Whilst I sit drawing in the vineyards around beautiful, historic Evora in Portugal's Alentejo region, I am constantly aware of the myriad birds flitting from one perch to another, down the ground, up into the cork oaks edging the vineyard and off somewhere else. What impresses me is their wonderful camouflage, especially during the winter season. Unless they move, they are virtually invisible. Perhaps I have been paying their aspect closer attention than usual because I have just been reading about Lucien-Victor Guirand de Scévola, a French artist and soldier fighting the Germans during the First World War.Read More
Trees have always played a very important role in my life, ever since I learned to love all the diversity of tropical trees in East Africa. Baobabs, flame trees, jacarandas, grevilleas, mvule or African teak, thorn trees, and on and on. I was taught that all these trees were absolutely vital, for habitat, to help prevent erosion, promote moisture retention, enrich the soil and generally to enhance the world for allother species! In other words, trees are worthy of deep respect and merit great care. Artists have been some of the greatest admirers of trees. From early times, artists have drawn them, as portraits or in preparatory studies for paintings.Read More
Walking this morning in brilliant sunshine in a Mediterranean pine forest was an exercise in delight. The amazingly intense blue sky above was the perfect foil for a myriad dancing greys of tree trunks that twisted and swayed in graceful coexistence. Beneath, the grey-green sheen of resinous shrubs seemed to reflect the light back upwards to the pines and complete the harmony with the bright green crowns of pine needles. Beneath, luminous pink and white touches of rock roses (cistus) were punctuated by the magenta spears of tiny wild gladioli.Read More

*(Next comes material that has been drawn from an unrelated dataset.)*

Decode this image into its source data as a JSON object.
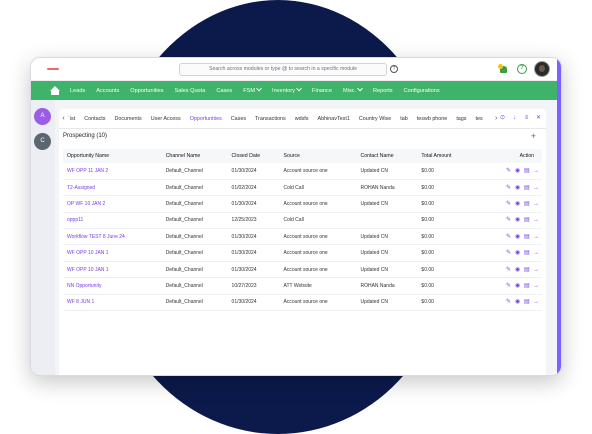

Transformations from the object an artist is viewing to the art created always seem like magic. No matter how lucid an explanation is given about how the artist gets from point A, the subject matter, to point B, the resultant artwork, there always seems to be another dimension. Perhaps that is because none of us can really get into the head of another human being, no matter how. Each of us is that proverbial "island unto ourselves" and that includes the conscious or subconscious process by which art is created. Of course, there is that other aspect - that the art that happens is also somewhat of a mystery to the artist as well. Each artist really never knows what is going to happen during the art-making process, no matter how carefully the preparation is done, or how meticulously laid out the plan for the work.
Personally, I am learning, slowly, simply to trust that small voice inside my head that says, "look hard at what you are seeing, allow your eye to select the next aspect to draw or paint, and just go with the zeitgeist of that moment of creation." In other words, relax, don't think too hard and work intuitively as much as possible. I have also come to realise, with time, that whether I like it or not, my life experiences, my personality - who I am - will come through my art, for good or for bad.
I was trying simply to live intuitively in the moment last week when I had one of my rare, precious times to draw en plein air. I found an amazing live oak "sculpture" of the remains of a mighty tree - just the stump, the essence of sinews and strength.
The sunlight was shining on parts like a floodlight, and they sang. The only trouble was that of course, the sun moved, the light changed and other parts began to be more visible and the aspects that had interested me simply faded into shadow! Paciencia, as the Spanish say!
Nonetheless, by the end of the time spent in peace and fascination, I had done some small metalpoints. They are a version of this mysterious alchemy of transformations.
Our outer skin - nature - rewards a closer look on many occasions.Read More